I was amazed when Gold, the chairman of the board of trustees at USC and a former director of Disney who saved the company from corporate raiders and canned Michael Eisner, made this statement. Not because many LA Jews disagree with it, but because it came from inside The Federation walls.
Cynical or realistic, a few veterans of The Federation’s inner workings were skeptical about the likelihood of Gold—or anyone—reshaping the organization.
“Stanley Gold is not a pushover, but how much hands-on will he have at The Federation?” asked one board member. “John Fishel tends to put people in places where they are yes-men. Is John going to be telling Stanley what they’re going to do, and he is just going to be a rubber stamp?”
Fishel said that is not his plan.
“Change is never easy, but sometimes change is absolutely necessary to change your future viability,” The Federation’s president said. “There, Stanley is going to play a vital role because he is going to force us to ask some hard questions.”
Regardless of what obstructions or challenges arise, Gold seems unwilling to be stifled. A visit to 1984 helps demonstrate why.
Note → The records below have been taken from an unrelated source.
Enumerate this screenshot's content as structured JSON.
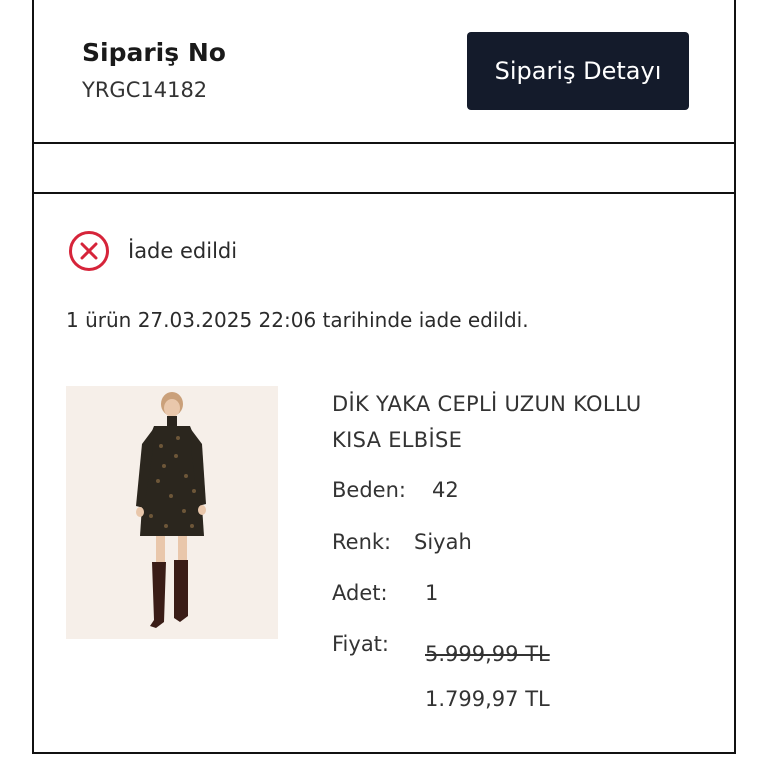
{
  "order": {
    "label": "Sipariş No",
    "number": "YRGC14182",
    "detail_button": "Sipariş Detayı"
  },
  "status": {
    "icon": "x-circle-icon",
    "icon_color": "#d6243a",
    "text": "İade edildi",
    "info": "1 ürün 27.03.2025 22:06 tarihinde iade edildi."
  },
  "product": {
    "name": "DİK YAKA CEPLİ UZUN KOLLU KISA ELBİSE",
    "size_label": "Beden:",
    "size_value": "42",
    "color_label": "Renk:",
    "color_value": "Siyah",
    "qty_label": "Adet:",
    "qty_value": "1",
    "price_label": "Fiyat:",
    "old_price": "5.999,99 TL",
    "new_price": "1.799,97 TL"
  },
  "colors": {
    "button_bg": "#141b2b",
    "border": "#111111"
  }
}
The Magic Kingdom was under attack. Corporate raiders were attempting a hostile takeover of the Walt Disney Co., lusting for control of the company so they could strip mine its studio and real estate holdings and hang onto the profitable theme parks. Stock prices plummeting, it was the end of innocence for Disney—some would say an allegory for the United States—and somehow the man who had long been known around the office as “Walt’s idiot nephew” got a chance to be the hero.
At Roy Disney’s behest, Gold began buying hundreds of thousands of Disney shares to add to the 1.1 million his boss already owned. Then he and the brain trust, a roundtable of Roy Disney and his advisers, began working to ward off the raiders and quell Wall Street’s anxiety.
It was obvious the current CEO had to go; Disney had just made it’s first profitable live-action film, “Splash,” since “The Love Bug” was released in 1968—16 long years before. But Disney’s board of directors, which included Gold and Roy Disney, couldn’t agree on who should replace him.
Gold’s selection to run the company—a combination of Paramount No. 2 Michael Eisner and former Warner Bros. chief Frank Wells—was opposed by 10 of the board’s 13 members. As autumn approached, Gold had a week to convince four directors to support his candidates. He was told it couldn’t be done; even members of the brain trust were beginning to worry.
“We’re going to run it my way,” Gold told Mark Siegel, a partner at Gang, Tyre and member of the brain trust, according to John Taylor’s book, “Storming the Magic Kingdom,” the definitive account of the affair. “We’re going to run it right down the middle of the street, where they’re uncomfortable and where I’m comfortable. We’re going to put on a political campaign right out there where everybody can see us. I’m tired of being told to be quiet because somebody’s feelings are going to be hurt.”
By Saturday morning, Gold’s men were voted the new heads of Walt Disney Productions. He celebrated by ordering vanity license plates that said “10-3.” Two decades later, Gold and Roy Disney proved just as formidable when, fed up with Eisner’s management, they resigned as directors of the company and single-handedly led a shareholder revolt that resulted in Eisner’s resignation.
“The most important thing to know about me,” Gold said when I asked if he was worried about spinning his wheels at The Federation, “is I don’t get ulcers. I give ulcers.”